**Task details:**
For the word "GNOME", determine how many lines of the entries below contain it, and give only that number.

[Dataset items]
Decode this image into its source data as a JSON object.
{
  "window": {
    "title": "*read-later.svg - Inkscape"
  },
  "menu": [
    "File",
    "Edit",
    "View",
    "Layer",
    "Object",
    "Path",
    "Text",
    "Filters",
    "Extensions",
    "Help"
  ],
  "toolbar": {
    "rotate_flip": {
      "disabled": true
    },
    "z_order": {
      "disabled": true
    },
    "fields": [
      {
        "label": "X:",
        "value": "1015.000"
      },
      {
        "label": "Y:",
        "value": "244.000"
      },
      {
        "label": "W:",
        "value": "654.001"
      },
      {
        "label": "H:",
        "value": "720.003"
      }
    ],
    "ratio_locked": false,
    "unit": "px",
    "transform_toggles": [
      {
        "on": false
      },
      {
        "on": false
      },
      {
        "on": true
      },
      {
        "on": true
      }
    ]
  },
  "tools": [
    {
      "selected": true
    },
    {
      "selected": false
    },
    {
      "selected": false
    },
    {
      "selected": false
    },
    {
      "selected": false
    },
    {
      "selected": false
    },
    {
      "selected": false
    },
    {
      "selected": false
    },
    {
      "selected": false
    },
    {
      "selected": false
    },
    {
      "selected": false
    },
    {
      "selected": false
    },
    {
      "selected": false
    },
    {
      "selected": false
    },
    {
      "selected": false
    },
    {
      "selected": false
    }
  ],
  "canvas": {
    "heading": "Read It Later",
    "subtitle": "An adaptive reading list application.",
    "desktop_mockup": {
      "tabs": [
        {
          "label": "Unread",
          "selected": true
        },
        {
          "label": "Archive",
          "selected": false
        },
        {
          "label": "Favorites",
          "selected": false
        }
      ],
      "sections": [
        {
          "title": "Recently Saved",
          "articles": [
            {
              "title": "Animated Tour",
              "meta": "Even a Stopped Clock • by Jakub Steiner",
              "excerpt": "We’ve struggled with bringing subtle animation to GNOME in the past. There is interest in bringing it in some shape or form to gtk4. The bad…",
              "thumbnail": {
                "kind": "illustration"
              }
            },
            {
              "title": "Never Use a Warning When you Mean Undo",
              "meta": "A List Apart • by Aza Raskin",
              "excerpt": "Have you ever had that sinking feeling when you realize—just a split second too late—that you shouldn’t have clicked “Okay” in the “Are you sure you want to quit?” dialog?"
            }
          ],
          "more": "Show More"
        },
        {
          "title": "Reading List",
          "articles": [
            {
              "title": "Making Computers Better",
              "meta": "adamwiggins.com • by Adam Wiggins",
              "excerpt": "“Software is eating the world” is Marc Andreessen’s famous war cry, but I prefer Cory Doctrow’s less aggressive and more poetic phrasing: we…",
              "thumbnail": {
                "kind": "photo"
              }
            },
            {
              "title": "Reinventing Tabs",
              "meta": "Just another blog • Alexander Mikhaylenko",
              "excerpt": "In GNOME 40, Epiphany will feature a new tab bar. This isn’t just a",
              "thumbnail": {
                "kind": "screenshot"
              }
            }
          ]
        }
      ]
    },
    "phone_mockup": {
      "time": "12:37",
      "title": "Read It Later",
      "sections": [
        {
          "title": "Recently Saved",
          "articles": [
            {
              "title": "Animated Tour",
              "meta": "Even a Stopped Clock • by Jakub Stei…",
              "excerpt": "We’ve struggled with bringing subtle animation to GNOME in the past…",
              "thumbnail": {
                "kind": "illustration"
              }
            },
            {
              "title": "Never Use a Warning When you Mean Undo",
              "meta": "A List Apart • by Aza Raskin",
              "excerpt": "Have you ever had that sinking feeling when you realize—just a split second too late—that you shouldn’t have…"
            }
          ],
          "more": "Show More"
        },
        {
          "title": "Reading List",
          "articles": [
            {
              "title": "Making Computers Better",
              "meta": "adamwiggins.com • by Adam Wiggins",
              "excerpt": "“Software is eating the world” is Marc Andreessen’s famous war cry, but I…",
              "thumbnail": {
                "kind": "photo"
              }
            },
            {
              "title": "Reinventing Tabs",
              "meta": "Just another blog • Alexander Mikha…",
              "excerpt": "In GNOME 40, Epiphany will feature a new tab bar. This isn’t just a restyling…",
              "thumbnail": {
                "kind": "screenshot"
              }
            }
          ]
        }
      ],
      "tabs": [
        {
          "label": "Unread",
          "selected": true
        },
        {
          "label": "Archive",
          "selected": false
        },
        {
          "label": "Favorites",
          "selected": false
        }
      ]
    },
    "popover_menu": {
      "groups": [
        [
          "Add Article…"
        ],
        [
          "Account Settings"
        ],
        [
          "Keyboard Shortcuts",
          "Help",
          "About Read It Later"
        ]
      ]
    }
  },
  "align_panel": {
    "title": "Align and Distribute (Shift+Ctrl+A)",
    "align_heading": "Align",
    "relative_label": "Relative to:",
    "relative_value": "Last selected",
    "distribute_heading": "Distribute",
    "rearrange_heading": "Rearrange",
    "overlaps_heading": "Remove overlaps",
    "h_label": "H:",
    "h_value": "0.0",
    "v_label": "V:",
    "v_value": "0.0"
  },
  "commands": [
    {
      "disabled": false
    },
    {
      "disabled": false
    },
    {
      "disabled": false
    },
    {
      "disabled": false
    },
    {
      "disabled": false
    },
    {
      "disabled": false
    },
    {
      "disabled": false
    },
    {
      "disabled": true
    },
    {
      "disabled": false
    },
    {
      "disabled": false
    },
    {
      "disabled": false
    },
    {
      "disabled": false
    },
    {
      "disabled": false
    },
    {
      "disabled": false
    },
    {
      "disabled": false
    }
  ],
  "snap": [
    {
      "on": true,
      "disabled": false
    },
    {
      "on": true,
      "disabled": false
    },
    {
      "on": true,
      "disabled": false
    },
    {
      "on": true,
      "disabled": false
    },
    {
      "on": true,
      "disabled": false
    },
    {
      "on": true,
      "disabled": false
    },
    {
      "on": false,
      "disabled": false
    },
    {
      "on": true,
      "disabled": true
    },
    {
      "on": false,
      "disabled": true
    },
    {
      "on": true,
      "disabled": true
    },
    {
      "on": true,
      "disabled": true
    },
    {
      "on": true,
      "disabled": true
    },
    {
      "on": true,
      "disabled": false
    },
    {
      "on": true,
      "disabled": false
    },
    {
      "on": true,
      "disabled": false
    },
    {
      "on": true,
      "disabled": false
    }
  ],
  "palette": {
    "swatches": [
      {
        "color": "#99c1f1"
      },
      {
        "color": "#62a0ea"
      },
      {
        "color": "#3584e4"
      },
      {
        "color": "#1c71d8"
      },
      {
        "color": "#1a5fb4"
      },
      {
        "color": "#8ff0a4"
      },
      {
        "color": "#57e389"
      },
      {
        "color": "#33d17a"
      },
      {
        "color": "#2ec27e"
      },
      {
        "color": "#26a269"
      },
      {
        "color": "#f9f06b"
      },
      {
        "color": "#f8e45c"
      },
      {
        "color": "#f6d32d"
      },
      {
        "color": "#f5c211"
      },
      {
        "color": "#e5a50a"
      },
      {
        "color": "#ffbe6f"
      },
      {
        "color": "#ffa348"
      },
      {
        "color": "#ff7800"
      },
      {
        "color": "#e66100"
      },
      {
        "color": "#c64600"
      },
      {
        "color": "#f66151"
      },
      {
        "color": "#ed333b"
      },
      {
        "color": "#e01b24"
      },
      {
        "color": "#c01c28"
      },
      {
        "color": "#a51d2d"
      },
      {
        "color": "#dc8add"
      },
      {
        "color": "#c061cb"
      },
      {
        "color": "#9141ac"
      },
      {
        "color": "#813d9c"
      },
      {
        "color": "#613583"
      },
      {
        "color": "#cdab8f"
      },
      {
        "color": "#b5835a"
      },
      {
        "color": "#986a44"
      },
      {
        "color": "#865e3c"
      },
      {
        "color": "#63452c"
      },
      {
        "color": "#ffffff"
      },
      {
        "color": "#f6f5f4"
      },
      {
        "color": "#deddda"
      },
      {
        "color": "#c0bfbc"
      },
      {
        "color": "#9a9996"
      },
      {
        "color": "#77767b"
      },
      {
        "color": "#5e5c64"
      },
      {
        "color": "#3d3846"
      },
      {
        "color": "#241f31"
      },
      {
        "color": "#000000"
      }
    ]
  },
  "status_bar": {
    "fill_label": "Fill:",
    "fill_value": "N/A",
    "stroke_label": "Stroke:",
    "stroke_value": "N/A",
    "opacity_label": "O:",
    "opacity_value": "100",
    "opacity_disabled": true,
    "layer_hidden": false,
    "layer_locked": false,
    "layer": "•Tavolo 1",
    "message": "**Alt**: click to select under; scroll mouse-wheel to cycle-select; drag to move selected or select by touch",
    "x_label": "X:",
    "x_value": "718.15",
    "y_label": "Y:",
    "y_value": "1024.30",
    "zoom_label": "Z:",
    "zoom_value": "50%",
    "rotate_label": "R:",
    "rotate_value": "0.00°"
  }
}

**Your solution:**
4